The huge structure of the Vessel soars over the plaza with the metallic looks of an alien technology that you could expect in the last installment of the Transformers cinematic saga. Just below, under a large tent marked with the SoulCycle logo, an open air spinning class is happening, sweating folks that behave like they’re exercising everywhere but one of most trafficked touristic spots in town.
Two weeks ago, a man killed himself jumping from the Vessel: it’s the fourth time in a year and an half. The honeycomb structure, meant to be a gorgeous new attraction, has become New York’s newest suicide pinnacle; not a novelty for Manhattan, where towers have always been a launching pad toward self-annihilation: the Singer Building, the tallest tower in the world when it was completed, had to close its observation balcony in 1939 after two suicide leaps.
“The High Line is a very effective piece of landscape architecture, nonetheless is fundamentally compromised by its main motive, which is to gentrify the city”, comments Reinhold Martin, historian of architecture and media. Under his direction, the Buell Center at Columbia, in the last decade, has focused on the housing crisis in America. According to Martin, the High Line, and its surroundings, are revolutionary architecture, “but a revolution coming from the opposite side of where progressive thinkers and artists have sought to transform the society”. Following this line of thought, Martin defines the linear park as a “machine for reproducing the disconnection between architecture and society”, something deeply linked to the advent of postmodernism, intended as “a conception of architecture that can’t partecipate in the transformation of society”. He criticizes that the premise of the whole High Line project was to do something public for a changing neighborhood, and that in the end, the real gainers were the forces that are changing Chelsea. And architects. “Somebody is making this happen and the architects are participating in this activity, profiting off of it, making money off of it, getting famous off of it”, he says. “High Line is an exclusive space, it’s not even Central Park”, he comments, pointing out that while all the situation going on in the area is pretty obvious, the point is that we all should discuss if this is acceptable or not.
On the High Line trains are long gone. Still, visitors, bouncing from north to south and back and then over again and again, in a potentially infinite loop, enjoy a metaphorical ride in a “new” New York that stretches between a plaza designed as an artifice and the surrogate of an island, with a complete set of amenities along the road, like a micro amphitheater hanging above the streets, protected by a large window. This linear journey comes with everything we fancy today: green areas, no traffic, a scenario designed by some of the most famous architecture masters of the last decades. It’s a new way of visiting the city without being into the city, as the relative elevation of the viaduct serves both as an observatory deck and a barrier from most of the metropolis downsides (what we used to call reality). In his 1978 “retroactive manifesto”, Delirious Manhattan (“a love poem to Wall Street”, as Martin defines it), Rem Koolhaas theorizes that Coney Island was the laboratory for all of the Manhattan urban innovations. You could easily wonder if what’s happening on the West Side of Manhattan could be a project for our future world. A circus of cities.

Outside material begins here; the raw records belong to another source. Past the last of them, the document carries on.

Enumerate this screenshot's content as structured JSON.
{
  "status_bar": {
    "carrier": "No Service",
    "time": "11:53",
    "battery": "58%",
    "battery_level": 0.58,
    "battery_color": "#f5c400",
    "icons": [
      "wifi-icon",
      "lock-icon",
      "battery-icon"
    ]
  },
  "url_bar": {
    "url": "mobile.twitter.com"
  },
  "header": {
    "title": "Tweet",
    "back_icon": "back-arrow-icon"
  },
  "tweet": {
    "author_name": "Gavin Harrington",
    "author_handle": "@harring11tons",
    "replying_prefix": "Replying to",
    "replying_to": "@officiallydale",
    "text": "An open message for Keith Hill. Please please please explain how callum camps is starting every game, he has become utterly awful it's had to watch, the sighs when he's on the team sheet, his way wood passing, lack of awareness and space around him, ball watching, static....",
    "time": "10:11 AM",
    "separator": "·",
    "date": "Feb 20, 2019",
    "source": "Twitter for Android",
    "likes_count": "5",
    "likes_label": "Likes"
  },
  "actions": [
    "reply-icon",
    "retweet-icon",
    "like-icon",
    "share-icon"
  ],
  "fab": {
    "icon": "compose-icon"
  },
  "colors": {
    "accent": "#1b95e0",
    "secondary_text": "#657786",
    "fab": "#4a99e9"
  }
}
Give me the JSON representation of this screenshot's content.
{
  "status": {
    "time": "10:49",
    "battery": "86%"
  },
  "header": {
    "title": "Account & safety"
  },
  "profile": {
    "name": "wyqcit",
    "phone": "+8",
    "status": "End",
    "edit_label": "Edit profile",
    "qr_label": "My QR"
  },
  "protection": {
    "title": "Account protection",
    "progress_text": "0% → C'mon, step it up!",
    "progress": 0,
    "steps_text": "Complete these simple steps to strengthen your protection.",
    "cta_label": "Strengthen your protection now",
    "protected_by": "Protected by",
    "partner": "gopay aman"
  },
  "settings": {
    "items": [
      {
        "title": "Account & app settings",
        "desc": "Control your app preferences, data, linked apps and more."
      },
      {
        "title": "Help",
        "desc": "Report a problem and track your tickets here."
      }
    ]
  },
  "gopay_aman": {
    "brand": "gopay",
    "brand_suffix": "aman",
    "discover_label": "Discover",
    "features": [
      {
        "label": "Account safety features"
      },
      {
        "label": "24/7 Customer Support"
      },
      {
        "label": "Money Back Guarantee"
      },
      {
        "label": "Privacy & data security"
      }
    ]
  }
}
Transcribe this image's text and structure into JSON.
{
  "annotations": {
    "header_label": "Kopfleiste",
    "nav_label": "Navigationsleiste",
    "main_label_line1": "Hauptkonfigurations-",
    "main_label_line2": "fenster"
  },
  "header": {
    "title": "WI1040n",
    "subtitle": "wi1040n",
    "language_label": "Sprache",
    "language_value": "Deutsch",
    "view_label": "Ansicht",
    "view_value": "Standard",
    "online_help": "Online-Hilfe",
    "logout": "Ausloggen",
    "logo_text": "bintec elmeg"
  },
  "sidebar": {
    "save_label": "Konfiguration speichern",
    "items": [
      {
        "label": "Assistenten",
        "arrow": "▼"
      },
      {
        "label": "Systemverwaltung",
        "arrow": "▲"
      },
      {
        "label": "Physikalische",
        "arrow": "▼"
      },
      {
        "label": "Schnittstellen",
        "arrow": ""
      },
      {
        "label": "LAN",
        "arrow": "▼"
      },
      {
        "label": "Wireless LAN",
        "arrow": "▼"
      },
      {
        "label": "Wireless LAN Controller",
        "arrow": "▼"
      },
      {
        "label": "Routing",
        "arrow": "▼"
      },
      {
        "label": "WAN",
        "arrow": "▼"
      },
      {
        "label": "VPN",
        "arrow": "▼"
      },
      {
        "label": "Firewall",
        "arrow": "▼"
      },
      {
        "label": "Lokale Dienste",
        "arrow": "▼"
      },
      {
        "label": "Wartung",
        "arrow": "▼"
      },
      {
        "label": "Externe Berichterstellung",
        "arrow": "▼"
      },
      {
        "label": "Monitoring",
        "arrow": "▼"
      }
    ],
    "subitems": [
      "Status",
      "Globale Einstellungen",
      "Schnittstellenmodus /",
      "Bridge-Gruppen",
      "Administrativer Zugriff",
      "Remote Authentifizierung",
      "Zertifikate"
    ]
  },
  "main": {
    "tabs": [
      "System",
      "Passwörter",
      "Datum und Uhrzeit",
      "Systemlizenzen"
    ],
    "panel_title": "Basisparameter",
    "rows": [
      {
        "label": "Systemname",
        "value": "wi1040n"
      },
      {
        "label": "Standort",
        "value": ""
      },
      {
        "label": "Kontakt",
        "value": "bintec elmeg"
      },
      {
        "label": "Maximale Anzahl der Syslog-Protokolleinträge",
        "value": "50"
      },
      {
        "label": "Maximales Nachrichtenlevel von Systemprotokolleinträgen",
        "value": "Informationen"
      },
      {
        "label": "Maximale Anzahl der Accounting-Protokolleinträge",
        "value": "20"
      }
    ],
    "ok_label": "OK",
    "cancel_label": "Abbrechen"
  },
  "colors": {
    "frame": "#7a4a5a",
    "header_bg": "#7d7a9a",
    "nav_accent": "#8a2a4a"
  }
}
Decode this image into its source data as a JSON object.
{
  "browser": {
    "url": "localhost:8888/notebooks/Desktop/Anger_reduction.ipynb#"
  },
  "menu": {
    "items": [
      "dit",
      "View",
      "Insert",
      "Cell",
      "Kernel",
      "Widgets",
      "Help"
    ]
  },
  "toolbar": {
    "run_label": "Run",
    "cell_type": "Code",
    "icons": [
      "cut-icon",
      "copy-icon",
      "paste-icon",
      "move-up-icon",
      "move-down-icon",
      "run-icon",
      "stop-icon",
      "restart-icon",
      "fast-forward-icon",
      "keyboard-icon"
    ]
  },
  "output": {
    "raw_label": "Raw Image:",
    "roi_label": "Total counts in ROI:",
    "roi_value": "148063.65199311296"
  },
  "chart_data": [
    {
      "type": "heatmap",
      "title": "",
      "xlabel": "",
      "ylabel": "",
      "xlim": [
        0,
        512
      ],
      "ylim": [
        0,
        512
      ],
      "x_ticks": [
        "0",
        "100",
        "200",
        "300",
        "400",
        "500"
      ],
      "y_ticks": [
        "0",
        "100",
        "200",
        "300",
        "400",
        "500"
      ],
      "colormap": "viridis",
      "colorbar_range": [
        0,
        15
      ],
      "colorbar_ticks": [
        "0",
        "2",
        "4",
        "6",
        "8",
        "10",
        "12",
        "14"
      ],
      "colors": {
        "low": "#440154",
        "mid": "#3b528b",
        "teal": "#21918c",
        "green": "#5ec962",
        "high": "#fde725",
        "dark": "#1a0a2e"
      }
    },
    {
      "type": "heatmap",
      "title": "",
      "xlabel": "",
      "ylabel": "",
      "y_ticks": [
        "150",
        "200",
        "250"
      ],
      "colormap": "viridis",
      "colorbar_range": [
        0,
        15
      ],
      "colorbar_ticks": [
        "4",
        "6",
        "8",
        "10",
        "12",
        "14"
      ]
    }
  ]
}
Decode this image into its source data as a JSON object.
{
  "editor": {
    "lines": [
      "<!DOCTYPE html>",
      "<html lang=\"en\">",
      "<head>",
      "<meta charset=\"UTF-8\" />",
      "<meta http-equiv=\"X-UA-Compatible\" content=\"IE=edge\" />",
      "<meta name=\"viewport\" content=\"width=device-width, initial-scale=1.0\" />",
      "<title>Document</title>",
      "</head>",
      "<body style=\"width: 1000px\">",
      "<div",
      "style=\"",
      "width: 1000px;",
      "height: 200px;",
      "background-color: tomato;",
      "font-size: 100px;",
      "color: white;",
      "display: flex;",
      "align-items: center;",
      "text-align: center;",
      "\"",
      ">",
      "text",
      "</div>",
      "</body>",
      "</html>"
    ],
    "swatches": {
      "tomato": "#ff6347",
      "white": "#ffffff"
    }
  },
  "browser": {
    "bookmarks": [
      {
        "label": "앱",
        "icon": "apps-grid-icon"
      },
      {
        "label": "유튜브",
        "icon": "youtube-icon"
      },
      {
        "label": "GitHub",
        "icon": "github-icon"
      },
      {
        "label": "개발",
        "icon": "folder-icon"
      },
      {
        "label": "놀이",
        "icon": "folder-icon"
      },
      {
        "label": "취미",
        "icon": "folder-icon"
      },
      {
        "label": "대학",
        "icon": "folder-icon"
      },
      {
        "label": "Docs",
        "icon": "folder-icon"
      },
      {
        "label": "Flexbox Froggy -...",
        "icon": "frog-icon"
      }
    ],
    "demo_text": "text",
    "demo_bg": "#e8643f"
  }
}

All photos were taken with a Fujifilm X-Pro 3, kindly loaned by Fujifilm Italy, except where otherwise indicated.